● **Task directions**
Every line of the material must be set down again without alteration.
____
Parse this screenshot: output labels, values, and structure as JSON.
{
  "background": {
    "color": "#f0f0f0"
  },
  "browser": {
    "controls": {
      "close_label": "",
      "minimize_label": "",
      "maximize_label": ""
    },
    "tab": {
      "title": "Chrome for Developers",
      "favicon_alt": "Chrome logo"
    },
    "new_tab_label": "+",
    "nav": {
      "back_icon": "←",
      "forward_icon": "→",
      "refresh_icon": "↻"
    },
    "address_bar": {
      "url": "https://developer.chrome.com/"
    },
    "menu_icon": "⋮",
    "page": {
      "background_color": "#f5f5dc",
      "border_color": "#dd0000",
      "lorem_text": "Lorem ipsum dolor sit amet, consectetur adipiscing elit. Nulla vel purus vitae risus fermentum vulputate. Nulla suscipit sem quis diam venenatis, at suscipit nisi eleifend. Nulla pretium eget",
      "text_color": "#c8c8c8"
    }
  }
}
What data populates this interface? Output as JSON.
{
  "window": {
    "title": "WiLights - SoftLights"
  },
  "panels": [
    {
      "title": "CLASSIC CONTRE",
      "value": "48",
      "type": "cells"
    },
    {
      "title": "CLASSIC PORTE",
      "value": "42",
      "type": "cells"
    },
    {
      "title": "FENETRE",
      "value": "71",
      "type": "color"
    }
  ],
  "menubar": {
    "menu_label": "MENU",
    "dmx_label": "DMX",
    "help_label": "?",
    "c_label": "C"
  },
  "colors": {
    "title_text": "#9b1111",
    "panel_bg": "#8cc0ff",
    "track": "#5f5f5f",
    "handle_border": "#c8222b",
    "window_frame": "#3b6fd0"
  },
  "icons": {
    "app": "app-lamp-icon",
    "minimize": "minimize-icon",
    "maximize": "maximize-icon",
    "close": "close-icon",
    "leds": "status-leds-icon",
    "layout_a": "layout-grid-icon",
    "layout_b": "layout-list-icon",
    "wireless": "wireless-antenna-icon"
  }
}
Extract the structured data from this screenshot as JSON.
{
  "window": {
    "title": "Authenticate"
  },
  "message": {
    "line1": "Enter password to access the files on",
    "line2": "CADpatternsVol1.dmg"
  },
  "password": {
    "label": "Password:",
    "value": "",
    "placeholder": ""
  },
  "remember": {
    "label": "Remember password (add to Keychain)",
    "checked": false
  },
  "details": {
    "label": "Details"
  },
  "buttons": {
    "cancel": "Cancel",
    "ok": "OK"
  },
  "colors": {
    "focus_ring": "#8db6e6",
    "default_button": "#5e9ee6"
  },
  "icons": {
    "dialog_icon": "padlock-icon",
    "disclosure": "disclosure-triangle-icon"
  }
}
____
● **Exercise response**
Parse this screenshot: output labels, values, and structure as JSON.
{
  "background": {
    "color": "#f0f0f0"
  },
  "browser": {
    "controls": {
      "close_label": "",
      "minimize_label": "",
      "maximize_label": ""
    },
    "tab": {
      "title": "Chrome for Developers",
      "favicon_alt": "Chrome logo"
    },
    "new_tab_label": "+",
    "nav": {
      "back_icon": "←",
      "forward_icon": "→",
      "refresh_icon": "↻"
    },
    "address_bar": {
      "url": "https://developer.chrome.com/"
    },
    "menu_icon": "⋮",
    "page": {
      "background_color": "#f5f5dc",
      "border_color": "#dd0000",
      "lorem_text": "Lorem ipsum dolor sit amet, consectetur adipiscing elit. Nulla vel purus vitae risus fermentum vulputate. Nulla suscipit sem quis diam venenatis, at suscipit nisi eleifend. Nulla pretium eget",
      "text_color": "#c8c8c8"
    }
  }
}
What data populates this interface? Output as JSON.
{
  "window": {
    "title": "WiLights - SoftLights"
  },
  "panels": [
    {
      "title": "CLASSIC CONTRE",
      "value": "48",
      "type": "cells"
    },
    {
      "title": "CLASSIC PORTE",
      "value": "42",
      "type": "cells"
    },
    {
      "title": "FENETRE",
      "value": "71",
      "type": "color"
    }
  ],
  "menubar": {
    "menu_label": "MENU",
    "dmx_label": "DMX",
    "help_label": "?",
    "c_label": "C"
  },
  "colors": {
    "title_text": "#9b1111",
    "panel_bg": "#8cc0ff",
    "track": "#5f5f5f",
    "handle_border": "#c8222b",
    "window_frame": "#3b6fd0"
  },
  "icons": {
    "app": "app-lamp-icon",
    "minimize": "minimize-icon",
    "maximize": "maximize-icon",
    "close": "close-icon",
    "leds": "status-leds-icon",
    "layout_a": "layout-grid-icon",
    "layout_b": "layout-list-icon",
    "wireless": "wireless-antenna-icon"
  }
}
Extract the structured data from this screenshot as JSON.
{
  "window": {
    "title": "Authenticate"
  },
  "message": {
    "line1": "Enter password to access the files on",
    "line2": "CADpatternsVol1.dmg"
  },
  "password": {
    "label": "Password:",
    "value": "",
    "placeholder": ""
  },
  "remember": {
    "label": "Remember password (add to Keychain)",
    "checked": false
  },
  "details": {
    "label": "Details"
  },
  "buttons": {
    "cancel": "Cancel",
    "ok": "OK"
  },
  "colors": {
    "focus_ring": "#8db6e6",
    "default_button": "#5e9ee6"
  },
  "icons": {
    "dialog_icon": "padlock-icon",
    "disclosure": "disclosure-triangle-icon"
  }
}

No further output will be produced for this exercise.